By Bradley Bambarger | Published March 2019
In his heady liner notes for Dialectical Imagination, drummer Rob Pumpelly explores the idea of achieving “aesthetic ecstasy” in music. The aim in this being to blur the boundaries between composition and improvisation by transcending “conventional self-awareness.” The drummer’s particular vehicle for going into what many other performers would call “the zone” is Dialectical Imagination, a duet with pianist Eli Wallace. The pair’s third album, begins with ritualistic chimes, directly invoking John Coltrane and Rashied Ali’s Interstellar Space.
From those scene-setting chimes, opener “Immutable Light” undulates with waves of piano and shimmering cymbal work; the piano drops out in the middle for the rumble of an extended drum solo. It’s a gorgeous track, but the music gets progressively volatile from there. “Vanished” showcases Wallace at his best, blending rhythmic intensity with innate lyricism; the final quarter of the piece is like a post-storm sunburst of melody. “Rung” begins with ruminatively spinning piano and kindred-spirit drumming, though the piece eventually takes off into a rhythmic/textural vortex for much of its length. And album closer “Infusion” immediately explodes with a dense, crashing energy redolent of Cecil Taylor, though, there are recurring piano and drum hooks that draw listeners through the track.
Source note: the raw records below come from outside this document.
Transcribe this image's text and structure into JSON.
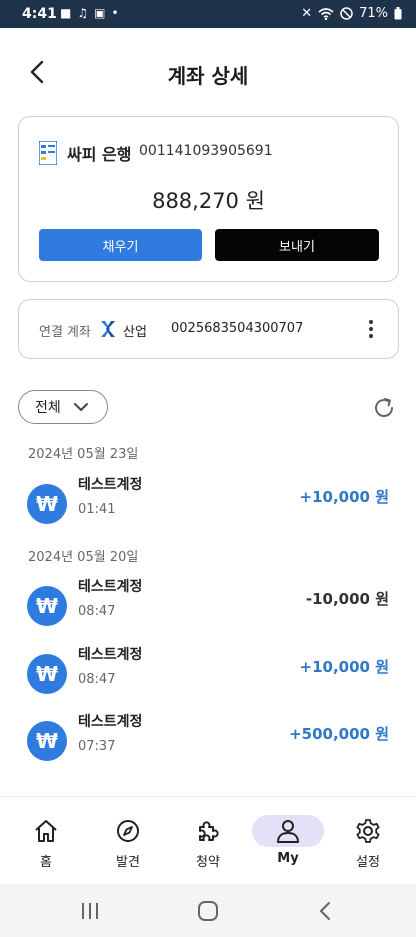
{
  "status_bar": {
    "time": "4:41",
    "battery": "71%"
  },
  "header": {
    "title": "계좌 상세"
  },
  "account": {
    "bank_name": "싸피 은행",
    "account_number": "001141093905691",
    "balance": "888,270 원",
    "charge_label": "채우기",
    "send_label": "보내기"
  },
  "linked": {
    "label": "연결 계좌",
    "bank": "산업",
    "number": "0025683504300707"
  },
  "filter": {
    "label": "전체"
  },
  "transactions": {
    "groups": [
      {
        "date": "2024년 05월 23일",
        "items": [
          {
            "name": "테스트계정",
            "time": "01:41",
            "amount": "+10,000 원"
          }
        ]
      },
      {
        "date": "2024년 05월 20일",
        "items": [
          {
            "name": "테스트계정",
            "time": "08:47",
            "amount": "-10,000 원"
          },
          {
            "name": "테스트계정",
            "time": "08:47",
            "amount": "+10,000 원"
          },
          {
            "name": "테스트계정",
            "time": "07:37",
            "amount": "+500,000 원"
          }
        ]
      }
    ],
    "won_symbol": "₩"
  },
  "bottom_nav": {
    "items": [
      {
        "label": "홈",
        "icon": "home-icon"
      },
      {
        "label": "발견",
        "icon": "compass-icon"
      },
      {
        "label": "청약",
        "icon": "puzzle-icon"
      },
      {
        "label": "My",
        "icon": "person-icon",
        "active": true
      },
      {
        "label": "설정",
        "icon": "gear-icon"
      }
    ]
  },
  "colors": {
    "accent": "#2f7be0",
    "positive_amount": "#2f78c8",
    "status_bar": "#1e3249",
    "active_nav_bg": "#e5e0f8"
  }
}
The record’s holistic blend of composition and improvisation, melody and rhythm, volatility and inwardness plays well on repeat, conjuring an atmosphere increasingly easy to give oneself over to.
Dialectical Imagination: Immutable Light; Vanished; Rungs; Infusion. (41:49)
Personnel: Eli Wallace, piano; Rob Pumpelly, drums.